→ Task directions
Return the listing exactly as it appears, but strip out the images.

→ Input material
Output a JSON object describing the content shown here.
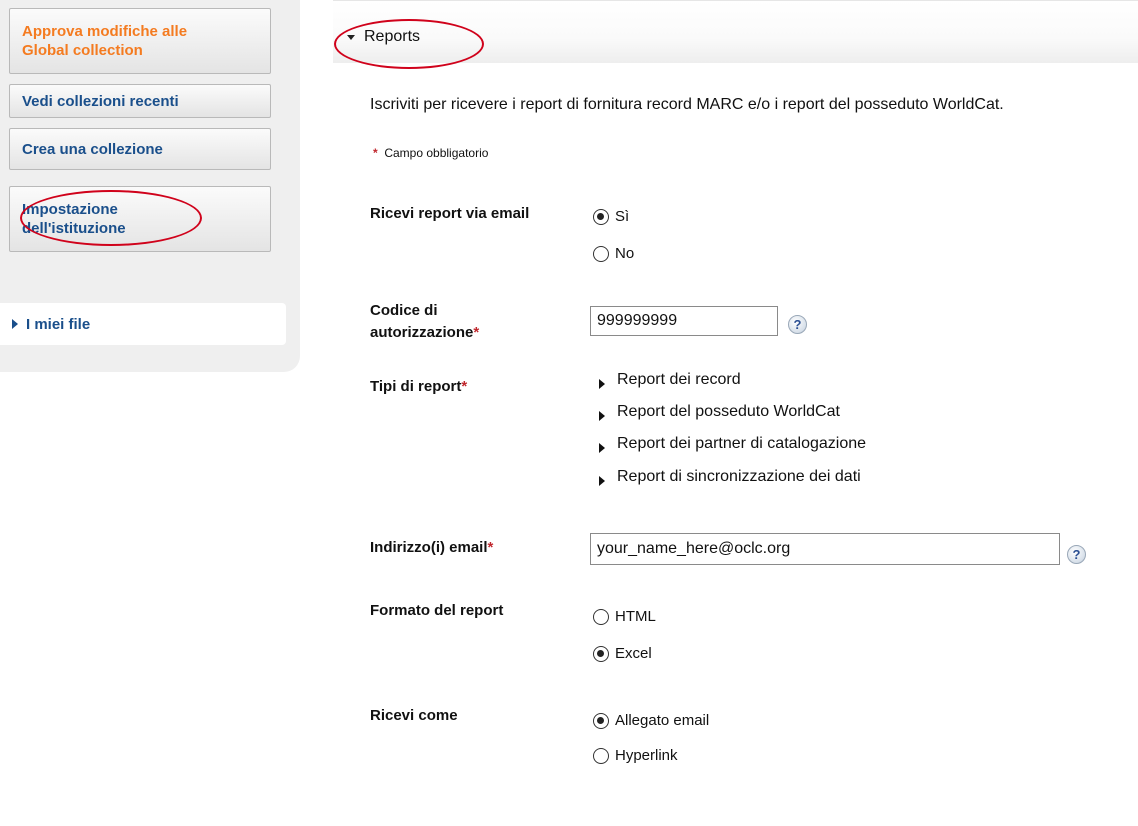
{
  "sidebar": {
    "approve_label_1": "Approva modifiche alle",
    "approve_label_2": "Global collection",
    "recent_label": "Vedi collezioni recenti",
    "create_label": "Crea una collezione",
    "institution_label_1": "Impostazione",
    "institution_label_2": "dell'istituzione",
    "my_files_label": "I miei file"
  },
  "header": {
    "title": "Reports"
  },
  "main": {
    "intro": "Iscriviti per ricevere i report di fornitura record MARC e/o i report del posseduto WorldCat.",
    "required_mark": "*",
    "required_note": "Campo obbligatorio",
    "email_reports": {
      "label": "Ricevi report via email",
      "options": [
        {
          "label": "Sì",
          "selected": true
        },
        {
          "label": "No",
          "selected": false
        }
      ]
    },
    "auth_code": {
      "label_1": "Codice di",
      "label_2": "autorizzazione",
      "value": "999999999",
      "help": "?"
    },
    "report_types": {
      "label": "Tipi di report",
      "items": [
        "Report dei record",
        "Report del posseduto WorldCat",
        "Report dei partner di catalogazione",
        "Report di sincronizzazione dei dati"
      ]
    },
    "email": {
      "label": "Indirizzo(i) email",
      "value": "your_name_here@oclc.org",
      "help": "?"
    },
    "format": {
      "label": "Formato del report",
      "options": [
        {
          "label": "HTML",
          "selected": false
        },
        {
          "label": "Excel",
          "selected": true
        }
      ]
    },
    "receive_as": {
      "label": "Ricevi come",
      "options": [
        {
          "label": "Allegato email",
          "selected": true
        },
        {
          "label": "Hyperlink",
          "selected": false
        }
      ]
    }
  },
  "colors": {
    "orange_link": "#f47b20",
    "blue_link": "#1a4f8b",
    "annotation_red": "#d0021b",
    "required_red": "#c0272d"
  }
}
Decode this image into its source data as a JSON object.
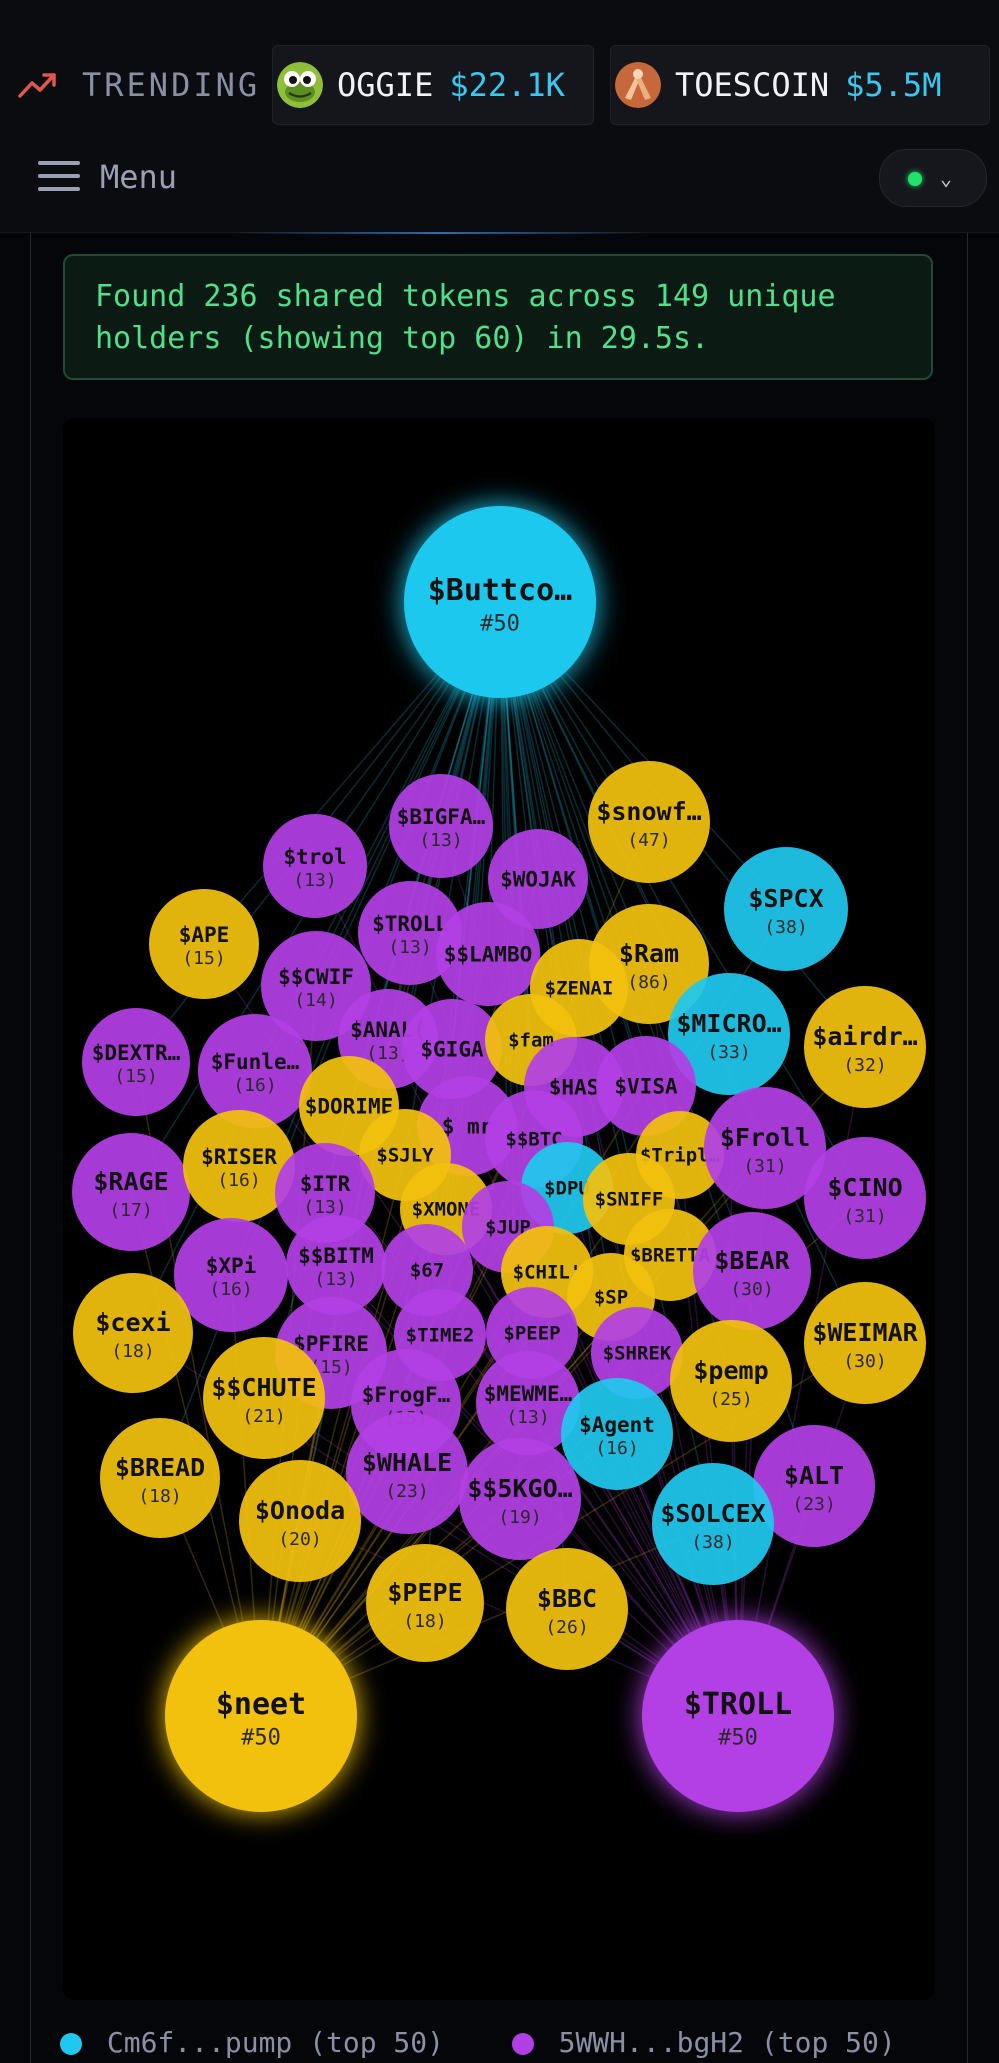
{
  "trending": {
    "label": "TRENDING",
    "items": [
      {
        "symbol": "OGGIE",
        "price": "$22.1K"
      },
      {
        "symbol": "TOESCOIN",
        "price": "$5.5M"
      }
    ]
  },
  "menu": {
    "label": "Menu"
  },
  "status": {
    "message": "Found 236 shared tokens across 149 unique holders (showing top 60) in 29.5s."
  },
  "colors": {
    "cyan": "#1fc8ee",
    "purple": "#b23fe4",
    "yellow": "#f2c10e"
  },
  "graph": {
    "anchors": [
      {
        "label": "$Buttco…",
        "sub": "#50",
        "color": "cyan"
      },
      {
        "label": "$neet",
        "sub": "#50",
        "color": "yellow"
      },
      {
        "label": "$TROLL",
        "sub": "#50",
        "color": "purple"
      }
    ],
    "nodes": [
      {
        "label": "$BIGFA…",
        "sub": "(13)",
        "color": "purple"
      },
      {
        "label": "$snowf…",
        "sub": "(47)",
        "color": "yellow"
      },
      {
        "label": "$trol",
        "sub": "(13)",
        "color": "purple"
      },
      {
        "label": "$WOJAK",
        "sub": "",
        "color": "purple"
      },
      {
        "label": "$SPCX",
        "sub": "(38)",
        "color": "cyan"
      },
      {
        "label": "$APE",
        "sub": "(15)",
        "color": "yellow"
      },
      {
        "label": "$TROLL",
        "sub": "(13)",
        "color": "purple"
      },
      {
        "label": "$$LAMBO",
        "sub": "",
        "color": "purple"
      },
      {
        "label": "$Ram",
        "sub": "(86)",
        "color": "yellow"
      },
      {
        "label": "$$CWIF",
        "sub": "(14)",
        "color": "purple"
      },
      {
        "label": "$ZENAI",
        "sub": "",
        "color": "yellow"
      },
      {
        "label": "$MICRO…",
        "sub": "(33)",
        "color": "cyan"
      },
      {
        "label": "$airdr…",
        "sub": "(32)",
        "color": "yellow"
      },
      {
        "label": "$DEXTR…",
        "sub": "(15)",
        "color": "purple"
      },
      {
        "label": "$Funle…",
        "sub": "(16)",
        "color": "purple"
      },
      {
        "label": "$ANAL(",
        "sub": "(13)",
        "color": "purple"
      },
      {
        "label": "$GIGA",
        "sub": "",
        "color": "purple"
      },
      {
        "label": "$fam",
        "sub": "",
        "color": "yellow"
      },
      {
        "label": "$HAS",
        "sub": "",
        "color": "purple"
      },
      {
        "label": "$VISA",
        "sub": "",
        "color": "purple"
      },
      {
        "label": "$DORIME",
        "sub": "",
        "color": "yellow"
      },
      {
        "label": "$ mr",
        "sub": "",
        "color": "purple"
      },
      {
        "label": "$$BTC",
        "sub": "",
        "color": "purple"
      },
      {
        "label": "$Tripl…",
        "sub": "",
        "color": "yellow"
      },
      {
        "label": "$Froll",
        "sub": "(31)",
        "color": "purple"
      },
      {
        "label": "$RAGE",
        "sub": "(17)",
        "color": "purple"
      },
      {
        "label": "$RISER",
        "sub": "(16)",
        "color": "yellow"
      },
      {
        "label": "$SJLY",
        "sub": "",
        "color": "yellow"
      },
      {
        "label": "$ITR",
        "sub": "(13)",
        "color": "purple"
      },
      {
        "label": "$DPU",
        "sub": "",
        "color": "cyan"
      },
      {
        "label": "$SNIFF",
        "sub": "",
        "color": "yellow"
      },
      {
        "label": "$CINO",
        "sub": "(31)",
        "color": "purple"
      },
      {
        "label": "$XMONE",
        "sub": "",
        "color": "yellow"
      },
      {
        "label": "$JUP",
        "sub": "",
        "color": "purple"
      },
      {
        "label": "$XPi",
        "sub": "(16)",
        "color": "purple"
      },
      {
        "label": "$$BITM",
        "sub": "(13)",
        "color": "purple"
      },
      {
        "label": "$67",
        "sub": "",
        "color": "purple"
      },
      {
        "label": "$BRETTA",
        "sub": "",
        "color": "yellow"
      },
      {
        "label": "$BEAR",
        "sub": "(30)",
        "color": "purple"
      },
      {
        "label": "$CHIL'",
        "sub": "",
        "color": "yellow"
      },
      {
        "label": "$SP",
        "sub": "",
        "color": "yellow"
      },
      {
        "label": "$cexi",
        "sub": "(18)",
        "color": "yellow"
      },
      {
        "label": "$WEIMAR",
        "sub": "(30)",
        "color": "yellow"
      },
      {
        "label": "$PFIRE",
        "sub": "(15)",
        "color": "purple"
      },
      {
        "label": "$TIME2",
        "sub": "",
        "color": "purple"
      },
      {
        "label": "$PEEP",
        "sub": "",
        "color": "purple"
      },
      {
        "label": "$SHREK",
        "sub": "",
        "color": "purple"
      },
      {
        "label": "$$CHUTE",
        "sub": "(21)",
        "color": "yellow"
      },
      {
        "label": "$FrogF…",
        "sub": "(15)",
        "color": "purple"
      },
      {
        "label": "$MEWME…",
        "sub": "(13)",
        "color": "purple"
      },
      {
        "label": "$pemp",
        "sub": "(25)",
        "color": "yellow"
      },
      {
        "label": "$Agent",
        "sub": "(16)",
        "color": "cyan"
      },
      {
        "label": "$BREAD",
        "sub": "(18)",
        "color": "yellow"
      },
      {
        "label": "$ALT",
        "sub": "(23)",
        "color": "purple"
      },
      {
        "label": "$WHALE",
        "sub": "(23)",
        "color": "purple"
      },
      {
        "label": "$$5KGO…",
        "sub": "(19)",
        "color": "purple"
      },
      {
        "label": "$Onoda",
        "sub": "(20)",
        "color": "yellow"
      },
      {
        "label": "$SOLCEX",
        "sub": "(38)",
        "color": "cyan"
      },
      {
        "label": "$PEPE",
        "sub": "(18)",
        "color": "yellow"
      },
      {
        "label": "$BBC",
        "sub": "(26)",
        "color": "yellow"
      }
    ]
  },
  "legend": [
    {
      "text": "Cm6f...pump (top 50)",
      "color": "cyan"
    },
    {
      "text": "5WWH...bgH2 (top 50)",
      "color": "purple"
    }
  ]
}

→ Response box
Output a JSON object describing the content shown here.
{
  "sidebar": {
    "approve_label_1": "Approva modifiche alle",
    "approve_label_2": "Global collection",
    "recent_label": "Vedi collezioni recenti",
    "create_label": "Crea una collezione",
    "institution_label_1": "Impostazione",
    "institution_label_2": "dell'istituzione",
    "my_files_label": "I miei file"
  },
  "header": {
    "title": "Reports"
  },
  "main": {
    "intro": "Iscriviti per ricevere i report di fornitura record MARC e/o i report del posseduto WorldCat.",
    "required_mark": "*",
    "required_note": "Campo obbligatorio",
    "email_reports": {
      "label": "Ricevi report via email",
      "options": [
        {
          "label": "Sì",
          "selected": true
        },
        {
          "label": "No",
          "selected": false
        }
      ]
    },
    "auth_code": {
      "label_1": "Codice di",
      "label_2": "autorizzazione",
      "value": "999999999",
      "help": "?"
    },
    "report_types": {
      "label": "Tipi di report",
      "items": [
        "Report dei record",
        "Report del posseduto WorldCat",
        "Report dei partner di catalogazione",
        "Report di sincronizzazione dei dati"
      ]
    },
    "email": {
      "label": "Indirizzo(i) email",
      "value": "your_name_here@oclc.org",
      "help": "?"
    },
    "format": {
      "label": "Formato del report",
      "options": [
        {
          "label": "HTML",
          "selected": false
        },
        {
          "label": "Excel",
          "selected": true
        }
      ]
    },
    "receive_as": {
      "label": "Ricevi come",
      "options": [
        {
          "label": "Allegato email",
          "selected": true
        },
        {
          "label": "Hyperlink",
          "selected": false
        }
      ]
    }
  },
  "colors": {
    "orange_link": "#f47b20",
    "blue_link": "#1a4f8b",
    "annotation_red": "#d0021b",
    "required_red": "#c0272d"
  }
}
Decode this image into its source data as a JSON object.
{
  "trending": {
    "label": "TRENDING",
    "items": [
      {
        "symbol": "OGGIE",
        "price": "$22.1K"
      },
      {
        "symbol": "TOESCOIN",
        "price": "$5.5M"
      }
    ]
  },
  "menu": {
    "label": "Menu"
  },
  "status": {
    "message": "Found 236 shared tokens across 149 unique holders (showing top 60) in 29.5s."
  },
  "colors": {
    "cyan": "#1fc8ee",
    "purple": "#b23fe4",
    "yellow": "#f2c10e"
  },
  "graph": {
    "anchors": [
      {
        "label": "$Buttco…",
        "sub": "#50",
        "color": "cyan"
      },
      {
        "label": "$neet",
        "sub": "#50",
        "color": "yellow"
      },
      {
        "label": "$TROLL",
        "sub": "#50",
        "color": "purple"
      }
    ],
    "nodes": [
      {
        "label": "$BIGFA…",
        "sub": "(13)",
        "color": "purple"
      },
      {
        "label": "$snowf…",
        "sub": "(47)",
        "color": "yellow"
      },
      {
        "label": "$trol",
        "sub": "(13)",
        "color": "purple"
      },
      {
        "label": "$WOJAK",
        "sub": "",
        "color": "purple"
      },
      {
        "label": "$SPCX",
        "sub": "(38)",
        "color": "cyan"
      },
      {
        "label": "$APE",
        "sub": "(15)",
        "color": "yellow"
      },
      {
        "label": "$TROLL",
        "sub": "(13)",
        "color": "purple"
      },
      {
        "label": "$$LAMBO",
        "sub": "",
        "color": "purple"
      },
      {
        "label": "$Ram",
        "sub": "(86)",
        "color": "yellow"
      },
      {
        "label": "$$CWIF",
        "sub": "(14)",
        "color": "purple"
      },
      {
        "label": "$ZENAI",
        "sub": "",
        "color": "yellow"
      },
      {
        "label": "$MICRO…",
        "sub": "(33)",
        "color": "cyan"
      },
      {
        "label": "$airdr…",
        "sub": "(32)",
        "color": "yellow"
      },
      {
        "label": "$DEXTR…",
        "sub": "(15)",
        "color": "purple"
      },
      {
        "label": "$Funle…",
        "sub": "(16)",
        "color": "purple"
      },
      {
        "label": "$ANAL(",
        "sub": "(13)",
        "color": "purple"
      },
      {
        "label": "$GIGA",
        "sub": "",
        "color": "purple"
      },
      {
        "label": "$fam",
        "sub": "",
        "color": "yellow"
      },
      {
        "label": "$HAS",
        "sub": "",
        "color": "purple"
      },
      {
        "label": "$VISA",
        "sub": "",
        "color": "purple"
      },
      {
        "label": "$DORIME",
        "sub": "",
        "color": "yellow"
      },
      {
        "label": "$ mr",
        "sub": "",
        "color": "purple"
      },
      {
        "label": "$$BTC",
        "sub": "",
        "color": "purple"
      },
      {
        "label": "$Tripl…",
        "sub": "",
        "color": "yellow"
      },
      {
        "label": "$Froll",
        "sub": "(31)",
        "color": "purple"
      },
      {
        "label": "$RAGE",
        "sub": "(17)",
        "color": "purple"
      },
      {
        "label": "$RISER",
        "sub": "(16)",
        "color": "yellow"
      },
      {
        "label": "$SJLY",
        "sub": "",
        "color": "yellow"
      },
      {
        "label": "$ITR",
        "sub": "(13)",
        "color": "purple"
      },
      {
        "label": "$DPU",
        "sub": "",
        "color": "cyan"
      },
      {
        "label": "$SNIFF",
        "sub": "",
        "color": "yellow"
      },
      {
        "label": "$CINO",
        "sub": "(31)",
        "color": "purple"
      },
      {
        "label": "$XMONE",
        "sub": "",
        "color": "yellow"
      },
      {
        "label": "$JUP",
        "sub": "",
        "color": "purple"
      },
      {
        "label": "$XPi",
        "sub": "(16)",
        "color": "purple"
      },
      {
        "label": "$$BITM",
        "sub": "(13)",
        "color": "purple"
      },
      {
        "label": "$67",
        "sub": "",
        "color": "purple"
      },
      {
        "label": "$BRETTA",
        "sub": "",
        "color": "yellow"
      },
      {
        "label": "$BEAR",
        "sub": "(30)",
        "color": "purple"
      },
      {
        "label": "$CHIL'",
        "sub": "",
        "color": "yellow"
      },
      {
        "label": "$SP",
        "sub": "",
        "color": "yellow"
      },
      {
        "label": "$cexi",
        "sub": "(18)",
        "color": "yellow"
      },
      {
        "label": "$WEIMAR",
        "sub": "(30)",
        "color": "yellow"
      },
      {
        "label": "$PFIRE",
        "sub": "(15)",
        "color": "purple"
      },
      {
        "label": "$TIME2",
        "sub": "",
        "color": "purple"
      },
      {
        "label": "$PEEP",
        "sub": "",
        "color": "purple"
      },
      {
        "label": "$SHREK",
        "sub": "",
        "color": "purple"
      },
      {
        "label": "$$CHUTE",
        "sub": "(21)",
        "color": "yellow"
      },
      {
        "label": "$FrogF…",
        "sub": "(15)",
        "color": "purple"
      },
      {
        "label": "$MEWME…",
        "sub": "(13)",
        "color": "purple"
      },
      {
        "label": "$pemp",
        "sub": "(25)",
        "color": "yellow"
      },
      {
        "label": "$Agent",
        "sub": "(16)",
        "color": "cyan"
      },
      {
        "label": "$BREAD",
        "sub": "(18)",
        "color": "yellow"
      },
      {
        "label": "$ALT",
        "sub": "(23)",
        "color": "purple"
      },
      {
        "label": "$WHALE",
        "sub": "(23)",
        "color": "purple"
      },
      {
        "label": "$$5KGO…",
        "sub": "(19)",
        "color": "purple"
      },
      {
        "label": "$Onoda",
        "sub": "(20)",
        "color": "yellow"
      },
      {
        "label": "$SOLCEX",
        "sub": "(38)",
        "color": "cyan"
      },
      {
        "label": "$PEPE",
        "sub": "(18)",
        "color": "yellow"
      },
      {
        "label": "$BBC",
        "sub": "(26)",
        "color": "yellow"
      }
    ]
  },
  "legend": [
    {
      "text": "Cm6f...pump (top 50)",
      "color": "cyan"
    },
    {
      "text": "5WWH...bgH2 (top 50)",
      "color": "purple"
    }
  ]
}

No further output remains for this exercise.